Collaborative Mass Schedules: DAILY MASS: Mon, Wed, Fri. 7:00am at St. Anthony, Cohasset; Tue, Thur. 9:00am at St. Mary of the Assumption, Hull.
WEEKEND MASS: You must register ahead for weekend Masses to help control attendance (through November 15th) by clicking a link below:
Saturday 4:00pm Hull Saturday 5:30pm Cohasset Sunday 7:00am Hull Sunday 8:30am Cohasset Sunday 10:00am Hull Sunday 11:30am Cohasset Sunday 6:00pm Cohasset
If someone who would like to come to Mass, but does not have a computer, smart phone, internet access or technical ability, they can call to make a reservation (Hull: 781-925-0680, ext. 13 or Cohasset: 781-383-0219, ext. 15 ).
Anthony was born in Lisbon, Portugal, in 1195 and from an early age wished to become a missionary. He joined the Franciscan order in 1220 and was sent to Morocco, but ill health forced his return to Europe. In order to attend a general chapter of the Franciscans, he visited Assisi in 1221, when Francis was still alive. He then taught theology in Italy and travelled throughout France, and later Italy again, preaching (he was the foremost preacher in his day) and furthering the work of his order. He died near Padua in 1231. Here the Basilica del Santo was built to house his relics, and this remains an important pilgrimage site today. Anthony was canonized only eleven months after his death, the fastest canonization in Church history. For his learning and rhetorical gifts, he was in 1946 proclaimed a Doctor of the Church.
Several legends are associated with Anthony, some resembling legends about Francis. One story has him preaching so eloquently on the beach at Rimini, in Italy, that the fish stick their heads out of the sea to hear him. Statues of Anthony as a young Franciscan holding a lily (of purity) and also the infant Jesus (sometimes sitting on a book) are common in churches throughout the world. This portrayal refers to an occasion when a fellow friar believed he saw the child Jesus in the saints’ presence. A nineteenth-century charity, St. Anthony’s Bread, dedicated to feeding the poor, is still active today, particularly in the Third World. Hence, the saint is sometimes shown distributing bread.

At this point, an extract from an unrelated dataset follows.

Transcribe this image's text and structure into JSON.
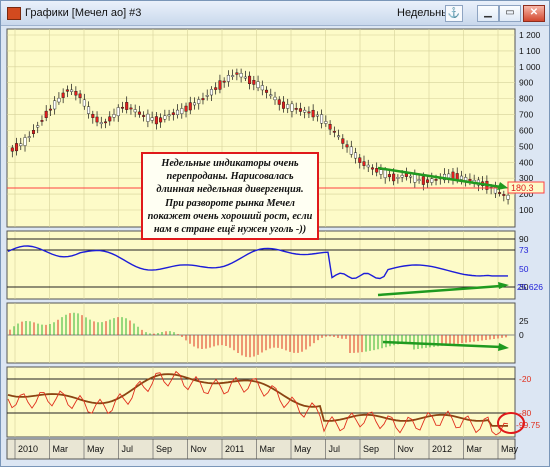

Anthony is popularly invoked for the recovery of lost articles – a tradition deriving from a story that a novice, having borrowed his prayer book without permission, had a frightening vision and so returned it immediately.
"Saint Anthony, Saint Anthony come on down (insert lost item here) is lost and cannot be found."
O' Holy Saint Anthony, gentlest of Saints, your love for God and charity for His creatures made you worthy, when on earth, to possess miraculous powers. Miracles waited on your word, which you were ever ready to speak for those in trouble or anxiety. Encouraged by this thought, I implore of you to obtain for me (inset your request). The answer to my prayer may require a miracle; even so, you are the Saint of Miracles. O ’gentle and loving Saint Anthony, whose heart was ever full of human sympathy, whisper my petition into the ears of the Sweet Infant Jesus, who loved to be folded in your arms; and the gratitude of my heart will ever be yours. Amen